TASK STATEMENT:
Lines with the word "false" in them are the ones to copy from the records.

--- START ---

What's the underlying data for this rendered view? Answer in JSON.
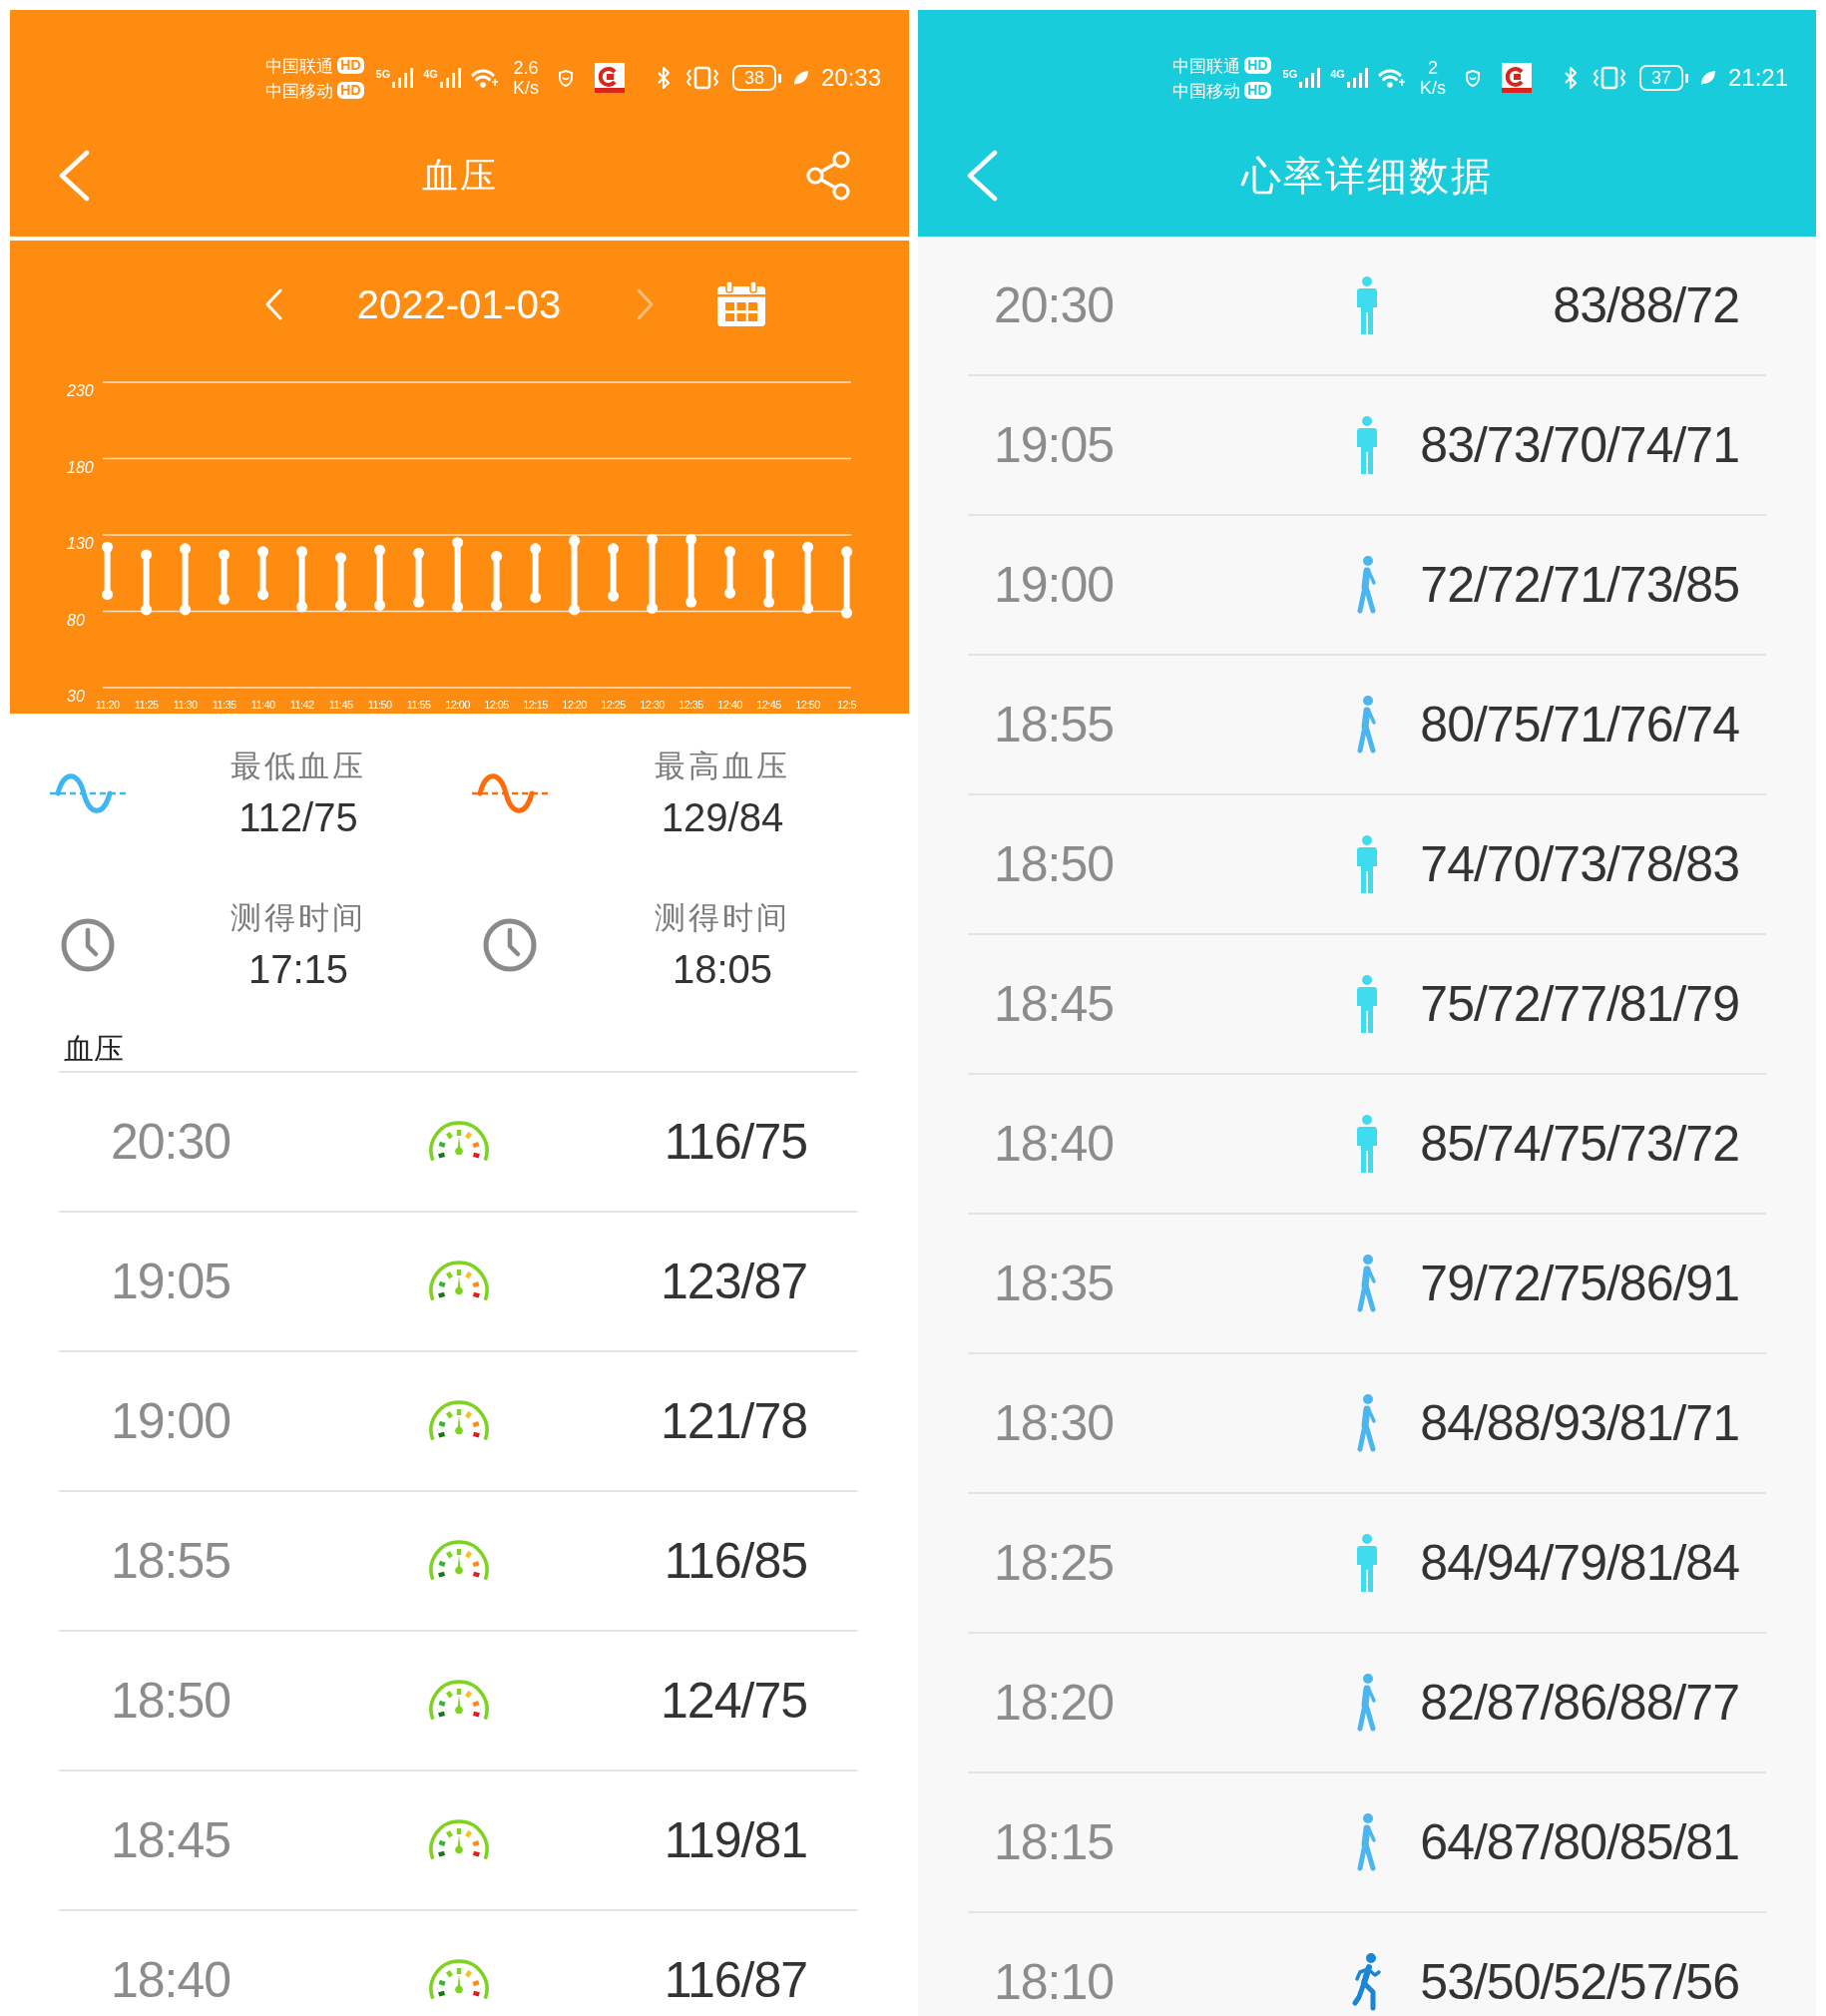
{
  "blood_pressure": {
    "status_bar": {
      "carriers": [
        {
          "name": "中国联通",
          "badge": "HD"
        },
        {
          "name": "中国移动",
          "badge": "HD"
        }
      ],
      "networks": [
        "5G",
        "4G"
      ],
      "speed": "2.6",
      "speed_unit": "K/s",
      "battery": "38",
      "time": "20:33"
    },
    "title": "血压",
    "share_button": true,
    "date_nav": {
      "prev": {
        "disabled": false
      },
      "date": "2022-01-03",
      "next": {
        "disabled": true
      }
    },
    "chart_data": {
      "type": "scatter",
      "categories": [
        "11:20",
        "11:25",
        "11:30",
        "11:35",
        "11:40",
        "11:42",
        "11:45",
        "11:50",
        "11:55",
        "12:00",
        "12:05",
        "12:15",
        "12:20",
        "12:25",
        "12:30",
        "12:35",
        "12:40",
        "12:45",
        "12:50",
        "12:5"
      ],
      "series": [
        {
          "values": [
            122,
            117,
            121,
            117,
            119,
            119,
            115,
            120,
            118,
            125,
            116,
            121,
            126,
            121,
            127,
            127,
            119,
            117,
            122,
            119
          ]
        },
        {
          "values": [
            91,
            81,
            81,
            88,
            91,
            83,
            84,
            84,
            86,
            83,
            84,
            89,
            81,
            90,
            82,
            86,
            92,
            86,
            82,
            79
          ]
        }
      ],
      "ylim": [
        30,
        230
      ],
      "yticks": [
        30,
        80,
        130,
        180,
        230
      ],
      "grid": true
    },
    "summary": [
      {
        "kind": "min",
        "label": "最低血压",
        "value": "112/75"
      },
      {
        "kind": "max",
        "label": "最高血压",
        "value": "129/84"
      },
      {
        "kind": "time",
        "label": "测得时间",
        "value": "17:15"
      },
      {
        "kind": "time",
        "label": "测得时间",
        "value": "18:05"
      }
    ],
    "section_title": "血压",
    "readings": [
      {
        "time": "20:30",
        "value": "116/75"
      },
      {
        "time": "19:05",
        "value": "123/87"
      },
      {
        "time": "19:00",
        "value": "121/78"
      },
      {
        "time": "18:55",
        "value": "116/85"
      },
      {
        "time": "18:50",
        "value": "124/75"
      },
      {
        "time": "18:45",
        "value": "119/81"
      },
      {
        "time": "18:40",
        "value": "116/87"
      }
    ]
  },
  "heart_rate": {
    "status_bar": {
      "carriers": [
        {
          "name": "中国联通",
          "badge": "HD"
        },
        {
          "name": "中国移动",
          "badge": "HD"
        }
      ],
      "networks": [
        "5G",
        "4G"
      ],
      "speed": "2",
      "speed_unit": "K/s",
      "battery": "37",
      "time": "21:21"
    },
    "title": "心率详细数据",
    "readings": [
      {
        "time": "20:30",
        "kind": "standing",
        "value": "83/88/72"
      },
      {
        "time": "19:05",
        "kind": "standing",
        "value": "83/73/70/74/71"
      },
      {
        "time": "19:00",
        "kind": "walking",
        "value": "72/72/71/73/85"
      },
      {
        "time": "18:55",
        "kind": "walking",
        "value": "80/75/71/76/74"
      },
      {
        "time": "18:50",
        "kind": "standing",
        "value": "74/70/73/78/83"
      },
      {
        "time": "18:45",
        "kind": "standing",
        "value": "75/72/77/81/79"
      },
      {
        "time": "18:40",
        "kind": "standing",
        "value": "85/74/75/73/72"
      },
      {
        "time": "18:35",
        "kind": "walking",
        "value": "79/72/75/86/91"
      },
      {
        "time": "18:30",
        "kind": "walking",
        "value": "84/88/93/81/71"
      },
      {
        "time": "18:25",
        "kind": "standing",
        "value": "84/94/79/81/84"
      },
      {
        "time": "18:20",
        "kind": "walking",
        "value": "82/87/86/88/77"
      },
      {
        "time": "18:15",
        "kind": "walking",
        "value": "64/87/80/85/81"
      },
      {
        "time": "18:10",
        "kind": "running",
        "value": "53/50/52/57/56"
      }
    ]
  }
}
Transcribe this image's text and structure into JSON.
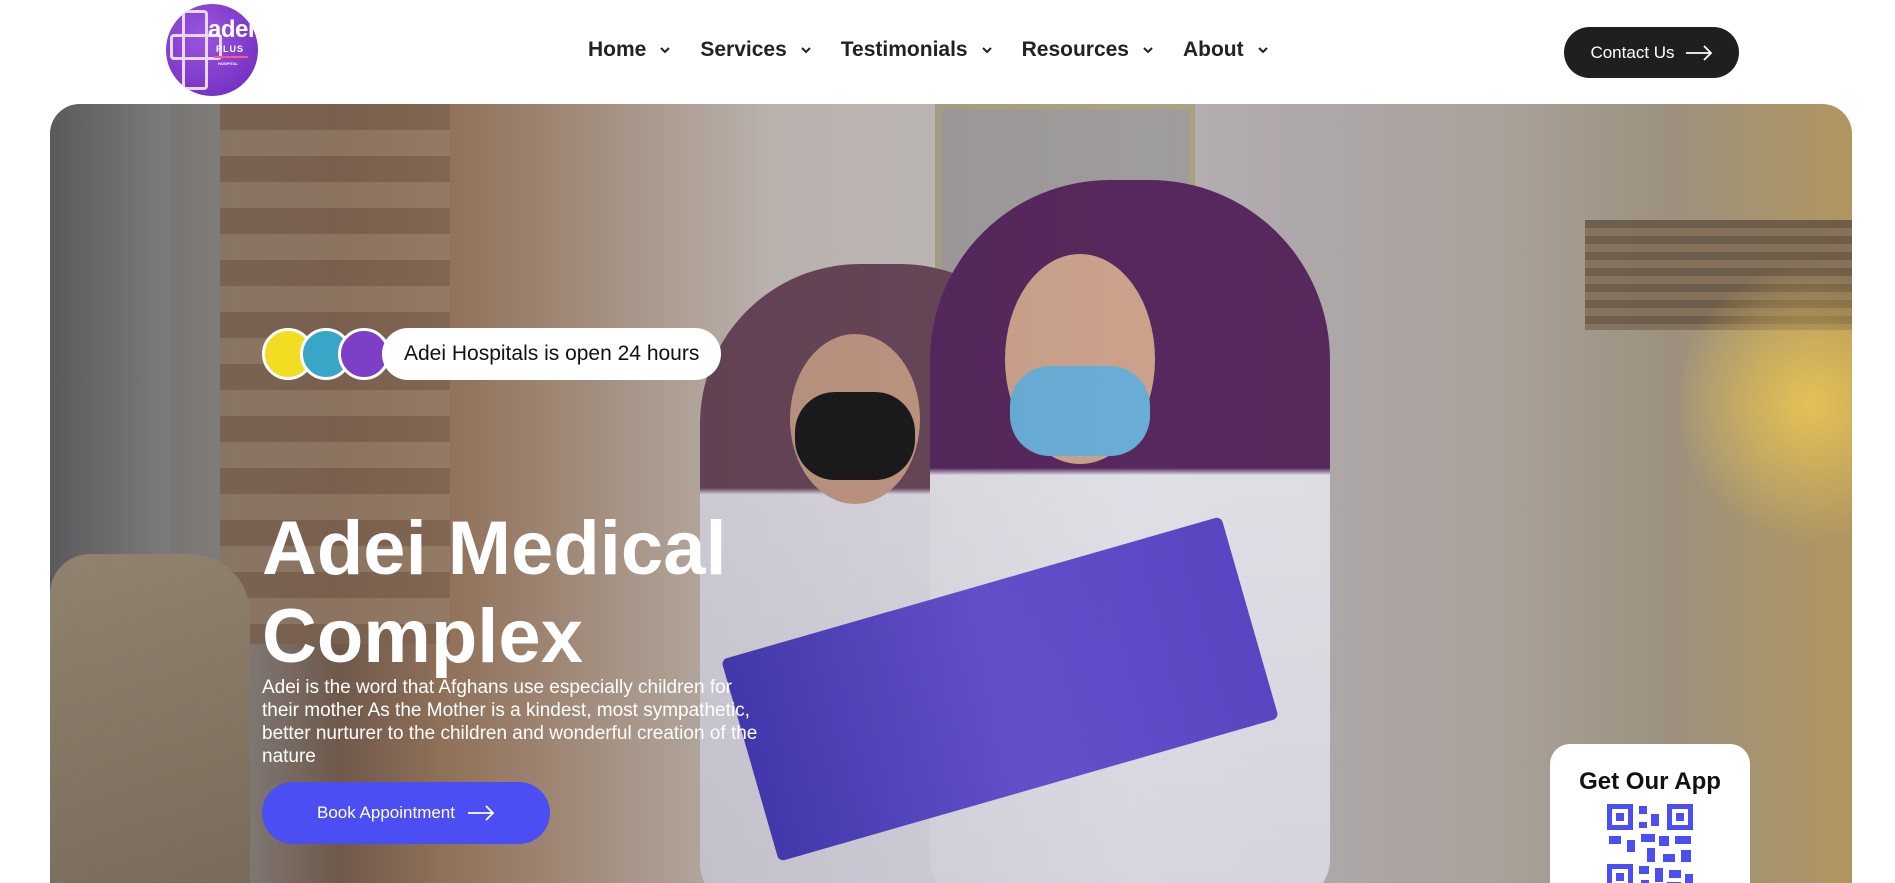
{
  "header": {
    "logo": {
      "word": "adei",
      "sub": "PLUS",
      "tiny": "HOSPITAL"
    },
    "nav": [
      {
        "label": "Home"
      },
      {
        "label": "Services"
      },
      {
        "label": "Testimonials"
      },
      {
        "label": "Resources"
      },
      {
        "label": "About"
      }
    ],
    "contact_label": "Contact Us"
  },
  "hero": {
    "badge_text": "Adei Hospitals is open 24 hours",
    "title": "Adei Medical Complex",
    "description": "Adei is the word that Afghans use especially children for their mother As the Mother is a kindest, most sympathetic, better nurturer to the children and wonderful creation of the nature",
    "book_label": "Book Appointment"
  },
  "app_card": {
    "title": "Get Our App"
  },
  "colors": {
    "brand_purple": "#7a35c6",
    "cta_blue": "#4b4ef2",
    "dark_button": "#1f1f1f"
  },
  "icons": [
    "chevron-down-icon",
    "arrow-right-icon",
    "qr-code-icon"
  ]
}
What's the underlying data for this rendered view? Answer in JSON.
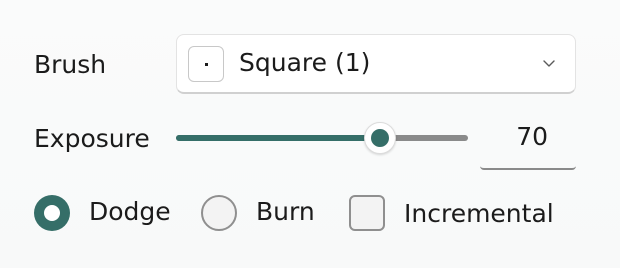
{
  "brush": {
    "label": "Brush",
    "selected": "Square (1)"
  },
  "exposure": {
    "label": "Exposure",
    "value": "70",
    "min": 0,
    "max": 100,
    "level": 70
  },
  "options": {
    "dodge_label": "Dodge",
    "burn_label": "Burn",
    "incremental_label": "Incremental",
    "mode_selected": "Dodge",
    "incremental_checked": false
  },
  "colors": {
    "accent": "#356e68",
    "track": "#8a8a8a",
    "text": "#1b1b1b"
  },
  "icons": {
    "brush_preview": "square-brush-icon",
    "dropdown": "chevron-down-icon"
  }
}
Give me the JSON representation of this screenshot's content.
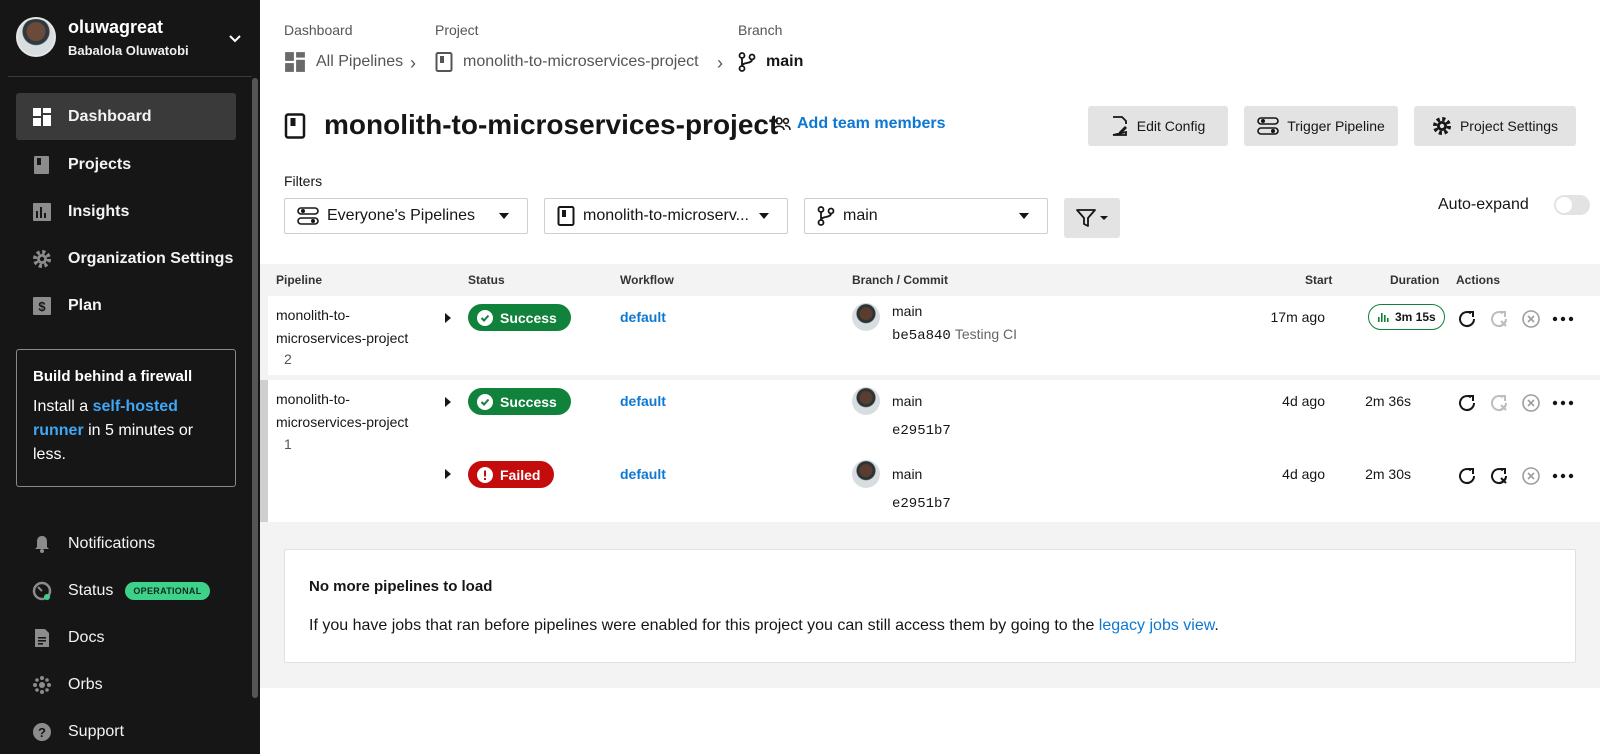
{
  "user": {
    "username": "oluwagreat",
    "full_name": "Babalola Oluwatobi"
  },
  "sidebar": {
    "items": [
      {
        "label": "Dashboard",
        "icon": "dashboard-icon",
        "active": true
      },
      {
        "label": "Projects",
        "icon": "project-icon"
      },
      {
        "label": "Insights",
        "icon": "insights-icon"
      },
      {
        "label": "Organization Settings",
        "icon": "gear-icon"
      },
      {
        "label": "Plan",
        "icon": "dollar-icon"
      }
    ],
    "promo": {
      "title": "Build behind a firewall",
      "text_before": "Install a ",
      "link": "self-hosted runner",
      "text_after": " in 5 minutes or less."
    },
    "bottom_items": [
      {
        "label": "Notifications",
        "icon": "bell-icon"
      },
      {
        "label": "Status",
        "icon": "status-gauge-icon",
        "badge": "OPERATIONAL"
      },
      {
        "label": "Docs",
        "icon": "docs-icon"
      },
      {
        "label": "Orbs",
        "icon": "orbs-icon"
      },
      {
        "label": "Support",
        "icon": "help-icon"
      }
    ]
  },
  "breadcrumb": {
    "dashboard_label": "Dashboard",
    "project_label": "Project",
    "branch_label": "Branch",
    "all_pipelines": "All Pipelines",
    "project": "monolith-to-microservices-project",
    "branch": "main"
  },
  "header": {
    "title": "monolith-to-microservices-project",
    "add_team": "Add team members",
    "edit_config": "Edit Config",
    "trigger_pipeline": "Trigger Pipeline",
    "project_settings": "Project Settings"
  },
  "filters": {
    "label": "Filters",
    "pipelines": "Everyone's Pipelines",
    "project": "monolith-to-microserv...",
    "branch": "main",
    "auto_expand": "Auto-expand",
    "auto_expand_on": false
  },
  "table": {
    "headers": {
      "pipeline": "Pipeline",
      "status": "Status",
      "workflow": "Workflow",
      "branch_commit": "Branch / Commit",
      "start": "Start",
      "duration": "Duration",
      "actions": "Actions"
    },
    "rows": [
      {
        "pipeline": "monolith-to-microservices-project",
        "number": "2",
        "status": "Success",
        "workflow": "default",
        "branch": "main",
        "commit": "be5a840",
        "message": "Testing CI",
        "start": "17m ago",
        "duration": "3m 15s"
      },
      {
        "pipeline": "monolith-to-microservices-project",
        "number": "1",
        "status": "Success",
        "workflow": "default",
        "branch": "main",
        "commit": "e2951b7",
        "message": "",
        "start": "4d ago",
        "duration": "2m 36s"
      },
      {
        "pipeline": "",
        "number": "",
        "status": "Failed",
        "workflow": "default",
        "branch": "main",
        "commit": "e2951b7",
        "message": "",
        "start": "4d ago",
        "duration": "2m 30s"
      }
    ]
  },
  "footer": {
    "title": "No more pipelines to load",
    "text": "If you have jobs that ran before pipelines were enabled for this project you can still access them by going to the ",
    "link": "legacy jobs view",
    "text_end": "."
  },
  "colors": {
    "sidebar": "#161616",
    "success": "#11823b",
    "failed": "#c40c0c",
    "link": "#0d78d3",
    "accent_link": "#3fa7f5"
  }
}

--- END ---

EXERCISE ANSWER:
        "disabled": false
    "incremental_checked": false
    "auto_expand_on": false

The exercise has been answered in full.